### Aim of the exercise
Your answer should be one number: the count of lines in these entries that hold the word "Prescaler".

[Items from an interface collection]

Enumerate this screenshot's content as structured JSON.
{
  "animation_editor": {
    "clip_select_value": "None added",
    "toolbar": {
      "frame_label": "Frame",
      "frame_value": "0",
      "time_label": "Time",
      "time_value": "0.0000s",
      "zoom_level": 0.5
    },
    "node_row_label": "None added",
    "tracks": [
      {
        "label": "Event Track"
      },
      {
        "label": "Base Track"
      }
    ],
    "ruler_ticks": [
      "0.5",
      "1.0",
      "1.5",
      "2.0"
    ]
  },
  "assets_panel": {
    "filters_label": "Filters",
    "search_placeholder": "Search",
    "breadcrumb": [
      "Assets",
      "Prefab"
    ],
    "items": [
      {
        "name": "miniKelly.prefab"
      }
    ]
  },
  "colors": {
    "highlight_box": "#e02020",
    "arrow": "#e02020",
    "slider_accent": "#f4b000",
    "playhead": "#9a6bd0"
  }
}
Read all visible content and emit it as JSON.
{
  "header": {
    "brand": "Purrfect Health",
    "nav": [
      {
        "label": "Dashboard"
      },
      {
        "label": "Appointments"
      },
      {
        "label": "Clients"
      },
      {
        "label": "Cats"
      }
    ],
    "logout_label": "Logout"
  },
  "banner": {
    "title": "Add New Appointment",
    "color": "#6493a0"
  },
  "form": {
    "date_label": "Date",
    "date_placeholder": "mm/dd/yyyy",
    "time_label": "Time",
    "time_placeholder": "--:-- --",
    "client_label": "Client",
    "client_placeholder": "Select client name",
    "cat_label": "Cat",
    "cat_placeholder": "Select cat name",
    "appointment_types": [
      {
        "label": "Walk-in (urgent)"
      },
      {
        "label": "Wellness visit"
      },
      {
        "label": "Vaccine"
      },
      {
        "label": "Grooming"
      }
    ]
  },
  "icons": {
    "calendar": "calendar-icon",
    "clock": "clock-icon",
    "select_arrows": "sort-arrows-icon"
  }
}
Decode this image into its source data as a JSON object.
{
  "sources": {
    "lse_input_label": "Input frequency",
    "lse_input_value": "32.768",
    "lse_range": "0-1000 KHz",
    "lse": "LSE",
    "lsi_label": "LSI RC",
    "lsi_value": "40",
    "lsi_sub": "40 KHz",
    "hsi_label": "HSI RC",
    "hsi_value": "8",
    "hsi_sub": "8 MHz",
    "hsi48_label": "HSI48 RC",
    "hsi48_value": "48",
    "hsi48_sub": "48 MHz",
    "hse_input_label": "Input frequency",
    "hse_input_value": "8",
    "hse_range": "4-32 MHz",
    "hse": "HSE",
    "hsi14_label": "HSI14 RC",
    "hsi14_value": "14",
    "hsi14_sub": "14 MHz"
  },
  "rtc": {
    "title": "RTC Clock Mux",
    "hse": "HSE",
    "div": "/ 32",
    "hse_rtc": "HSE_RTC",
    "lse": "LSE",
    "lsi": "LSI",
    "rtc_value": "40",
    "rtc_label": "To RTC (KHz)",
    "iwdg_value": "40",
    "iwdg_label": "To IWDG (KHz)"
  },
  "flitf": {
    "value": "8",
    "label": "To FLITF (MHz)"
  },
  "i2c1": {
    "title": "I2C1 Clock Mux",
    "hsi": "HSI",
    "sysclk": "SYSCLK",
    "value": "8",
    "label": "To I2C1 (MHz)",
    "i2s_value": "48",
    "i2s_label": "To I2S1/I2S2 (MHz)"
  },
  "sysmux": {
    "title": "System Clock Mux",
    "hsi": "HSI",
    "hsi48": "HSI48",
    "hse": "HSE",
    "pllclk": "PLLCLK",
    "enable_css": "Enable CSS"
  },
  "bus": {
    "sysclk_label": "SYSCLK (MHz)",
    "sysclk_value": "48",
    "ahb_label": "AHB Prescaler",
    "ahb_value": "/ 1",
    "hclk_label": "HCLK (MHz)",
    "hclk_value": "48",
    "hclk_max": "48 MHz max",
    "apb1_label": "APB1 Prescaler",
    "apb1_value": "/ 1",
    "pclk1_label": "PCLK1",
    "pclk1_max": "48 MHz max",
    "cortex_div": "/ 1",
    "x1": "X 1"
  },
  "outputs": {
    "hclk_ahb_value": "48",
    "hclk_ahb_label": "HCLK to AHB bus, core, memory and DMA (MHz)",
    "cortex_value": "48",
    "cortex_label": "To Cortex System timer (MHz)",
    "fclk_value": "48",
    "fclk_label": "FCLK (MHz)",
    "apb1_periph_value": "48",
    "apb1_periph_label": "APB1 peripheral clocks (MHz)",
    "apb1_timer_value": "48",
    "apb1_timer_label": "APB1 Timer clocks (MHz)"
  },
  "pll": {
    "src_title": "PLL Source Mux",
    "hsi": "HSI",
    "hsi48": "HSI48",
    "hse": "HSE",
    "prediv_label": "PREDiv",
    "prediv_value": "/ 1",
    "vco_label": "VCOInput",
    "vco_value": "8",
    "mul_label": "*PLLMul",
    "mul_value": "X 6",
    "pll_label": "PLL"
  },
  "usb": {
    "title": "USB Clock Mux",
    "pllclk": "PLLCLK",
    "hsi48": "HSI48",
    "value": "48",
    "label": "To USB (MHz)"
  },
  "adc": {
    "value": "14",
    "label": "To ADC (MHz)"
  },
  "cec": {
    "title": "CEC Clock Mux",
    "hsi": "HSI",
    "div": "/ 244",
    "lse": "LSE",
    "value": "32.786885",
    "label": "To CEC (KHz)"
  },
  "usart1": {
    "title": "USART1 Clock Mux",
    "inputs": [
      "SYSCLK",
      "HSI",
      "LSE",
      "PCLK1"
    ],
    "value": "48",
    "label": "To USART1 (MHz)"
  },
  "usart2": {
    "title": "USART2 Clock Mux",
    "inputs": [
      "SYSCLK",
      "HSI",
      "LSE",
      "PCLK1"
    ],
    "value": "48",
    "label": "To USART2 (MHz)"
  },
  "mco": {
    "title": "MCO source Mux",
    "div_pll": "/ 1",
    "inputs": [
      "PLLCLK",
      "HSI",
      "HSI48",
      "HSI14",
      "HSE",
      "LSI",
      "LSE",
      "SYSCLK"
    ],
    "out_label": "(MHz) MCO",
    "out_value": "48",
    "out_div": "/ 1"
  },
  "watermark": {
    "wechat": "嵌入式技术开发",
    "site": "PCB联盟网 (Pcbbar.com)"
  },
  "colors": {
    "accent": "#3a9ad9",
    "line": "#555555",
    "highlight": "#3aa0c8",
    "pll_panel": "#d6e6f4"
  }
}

### Response to the task
2